- And then, when it comes to his relationship with the music business, do we see him mostly as a victim of a system that couldn’t recognize his genius? Or as bearing more culpability or at least agency in the process? There’s a lot of evidence for the first view, as Big Star couldn’t have gotten much unluckier when it came to the way their records were handled. OTOH, Chilton had opportunity after opportunity that he either squandered or passed up, either out of perversity, bohemian intransigence, integrity, drug-addledness, depression, just not caring, following his own muse, not working well with others (choose your own theory).
- One detail that was fascinating to me: Alex’s older brother Howard got (or worked towards) his PhD in philosophy at Indiana University, and through Howard, Alex got turned onto the ideas of Wilhelm Reich. He later cited Reich’s 1933 book Character Analysis as a major influence, saying that after reading it, “I began sorting things out. Character Analysis helped me understand myself and the people around me… From then on, I kind of knew what I was doing and where I wanted to go.” He also seems to have taken astrology pretty seriously, to the extent that he had to vet any potential musical partners to ensure compatible astrological signs. (Well, it’s better than Scientology.)

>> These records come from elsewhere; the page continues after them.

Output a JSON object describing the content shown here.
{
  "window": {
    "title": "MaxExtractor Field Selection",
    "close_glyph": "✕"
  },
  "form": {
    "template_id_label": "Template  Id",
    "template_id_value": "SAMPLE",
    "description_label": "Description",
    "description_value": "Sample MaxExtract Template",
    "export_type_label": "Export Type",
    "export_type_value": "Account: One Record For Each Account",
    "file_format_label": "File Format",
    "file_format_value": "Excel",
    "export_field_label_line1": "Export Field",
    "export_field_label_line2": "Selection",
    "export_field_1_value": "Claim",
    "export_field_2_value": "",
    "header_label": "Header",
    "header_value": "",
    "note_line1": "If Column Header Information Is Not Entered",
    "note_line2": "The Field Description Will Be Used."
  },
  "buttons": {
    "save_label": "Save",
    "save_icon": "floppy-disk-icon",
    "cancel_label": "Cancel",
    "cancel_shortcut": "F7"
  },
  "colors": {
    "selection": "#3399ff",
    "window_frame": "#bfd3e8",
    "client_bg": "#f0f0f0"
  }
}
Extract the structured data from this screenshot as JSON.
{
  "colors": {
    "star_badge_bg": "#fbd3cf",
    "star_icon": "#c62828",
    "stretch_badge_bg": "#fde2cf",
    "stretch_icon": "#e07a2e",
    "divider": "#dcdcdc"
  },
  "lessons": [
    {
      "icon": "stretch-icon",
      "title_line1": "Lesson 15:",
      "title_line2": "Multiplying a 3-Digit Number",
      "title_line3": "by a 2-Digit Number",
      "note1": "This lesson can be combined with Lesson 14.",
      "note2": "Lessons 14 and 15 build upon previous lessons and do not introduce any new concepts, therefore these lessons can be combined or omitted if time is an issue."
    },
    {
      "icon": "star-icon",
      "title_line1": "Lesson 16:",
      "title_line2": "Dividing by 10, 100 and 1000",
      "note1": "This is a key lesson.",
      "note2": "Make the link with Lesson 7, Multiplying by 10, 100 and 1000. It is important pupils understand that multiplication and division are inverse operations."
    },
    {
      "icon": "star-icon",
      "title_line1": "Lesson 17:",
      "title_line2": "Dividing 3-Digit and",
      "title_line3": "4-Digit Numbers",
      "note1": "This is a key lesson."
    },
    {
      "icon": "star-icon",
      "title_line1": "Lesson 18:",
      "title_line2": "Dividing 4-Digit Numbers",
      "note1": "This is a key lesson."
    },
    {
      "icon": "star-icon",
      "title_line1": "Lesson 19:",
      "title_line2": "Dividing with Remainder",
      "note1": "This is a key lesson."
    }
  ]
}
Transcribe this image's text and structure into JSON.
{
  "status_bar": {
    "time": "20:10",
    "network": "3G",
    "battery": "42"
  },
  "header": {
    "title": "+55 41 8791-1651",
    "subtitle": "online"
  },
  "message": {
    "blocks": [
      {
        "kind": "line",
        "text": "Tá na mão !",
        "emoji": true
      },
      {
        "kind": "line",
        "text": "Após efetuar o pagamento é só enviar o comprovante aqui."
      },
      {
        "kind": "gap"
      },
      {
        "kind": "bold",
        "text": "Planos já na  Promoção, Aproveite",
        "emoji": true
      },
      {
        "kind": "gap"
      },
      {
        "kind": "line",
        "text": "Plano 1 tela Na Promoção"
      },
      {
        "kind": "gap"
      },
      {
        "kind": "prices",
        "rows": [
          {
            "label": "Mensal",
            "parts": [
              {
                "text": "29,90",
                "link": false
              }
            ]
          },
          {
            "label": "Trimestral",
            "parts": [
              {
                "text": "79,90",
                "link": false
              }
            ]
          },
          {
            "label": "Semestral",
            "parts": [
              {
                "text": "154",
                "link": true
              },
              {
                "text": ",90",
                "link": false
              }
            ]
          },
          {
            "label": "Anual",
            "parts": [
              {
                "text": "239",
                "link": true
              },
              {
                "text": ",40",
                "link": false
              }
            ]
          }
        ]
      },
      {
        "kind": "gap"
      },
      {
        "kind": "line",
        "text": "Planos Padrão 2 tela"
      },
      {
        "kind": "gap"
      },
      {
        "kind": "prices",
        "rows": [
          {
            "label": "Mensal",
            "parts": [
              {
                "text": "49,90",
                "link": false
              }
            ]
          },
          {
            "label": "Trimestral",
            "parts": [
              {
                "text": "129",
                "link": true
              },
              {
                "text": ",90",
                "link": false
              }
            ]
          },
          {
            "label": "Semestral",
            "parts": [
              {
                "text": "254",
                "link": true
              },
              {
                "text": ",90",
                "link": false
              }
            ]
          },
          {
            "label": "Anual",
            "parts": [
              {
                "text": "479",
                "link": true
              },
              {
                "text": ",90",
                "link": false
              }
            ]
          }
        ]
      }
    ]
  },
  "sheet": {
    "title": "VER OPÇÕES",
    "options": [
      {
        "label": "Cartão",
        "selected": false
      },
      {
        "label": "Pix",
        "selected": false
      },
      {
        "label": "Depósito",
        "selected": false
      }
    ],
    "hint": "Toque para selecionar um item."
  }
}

- I just read Carl Wilson’s good review of the book, in which he makes the nice observation that “Chilton’s story is … a mystery about whatever drives a handful of artists to be great at the expense of being good, to gamble double or nothing on the long odds.”